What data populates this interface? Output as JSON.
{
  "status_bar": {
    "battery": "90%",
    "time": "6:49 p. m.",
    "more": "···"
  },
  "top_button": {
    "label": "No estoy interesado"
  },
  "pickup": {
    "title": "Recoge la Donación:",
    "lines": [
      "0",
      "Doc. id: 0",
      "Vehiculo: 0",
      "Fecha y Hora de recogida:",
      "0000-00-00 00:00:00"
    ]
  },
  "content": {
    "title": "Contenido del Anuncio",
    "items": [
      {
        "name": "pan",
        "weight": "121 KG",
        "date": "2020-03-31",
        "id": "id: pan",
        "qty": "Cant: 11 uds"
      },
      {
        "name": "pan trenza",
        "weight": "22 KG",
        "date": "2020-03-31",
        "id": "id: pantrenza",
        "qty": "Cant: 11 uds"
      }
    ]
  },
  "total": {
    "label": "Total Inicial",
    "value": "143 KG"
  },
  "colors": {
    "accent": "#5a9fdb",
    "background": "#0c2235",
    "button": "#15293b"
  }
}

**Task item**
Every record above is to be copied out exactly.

**Response area**
What data populates this interface? Output as JSON.
{
  "status_bar": {
    "battery": "90%",
    "time": "6:49 p. m.",
    "more": "···"
  },
  "top_button": {
    "label": "No estoy interesado"
  },
  "pickup": {
    "title": "Recoge la Donación:",
    "lines": [
      "0",
      "Doc. id: 0",
      "Vehiculo: 0",
      "Fecha y Hora de recogida:",
      "0000-00-00 00:00:00"
    ]
  },
  "content": {
    "title": "Contenido del Anuncio",
    "items": [
      {
        "name": "pan",
        "weight": "121 KG",
        "date": "2020-03-31",
        "id": "id: pan",
        "qty": "Cant: 11 uds"
      },
      {
        "name": "pan trenza",
        "weight": "22 KG",
        "date": "2020-03-31",
        "id": "id: pantrenza",
        "qty": "Cant: 11 uds"
      }
    ]
  },
  "total": {
    "label": "Total Inicial",
    "value": "143 KG"
  },
  "colors": {
    "accent": "#5a9fdb",
    "background": "#0c2235",
    "button": "#15293b"
  }
}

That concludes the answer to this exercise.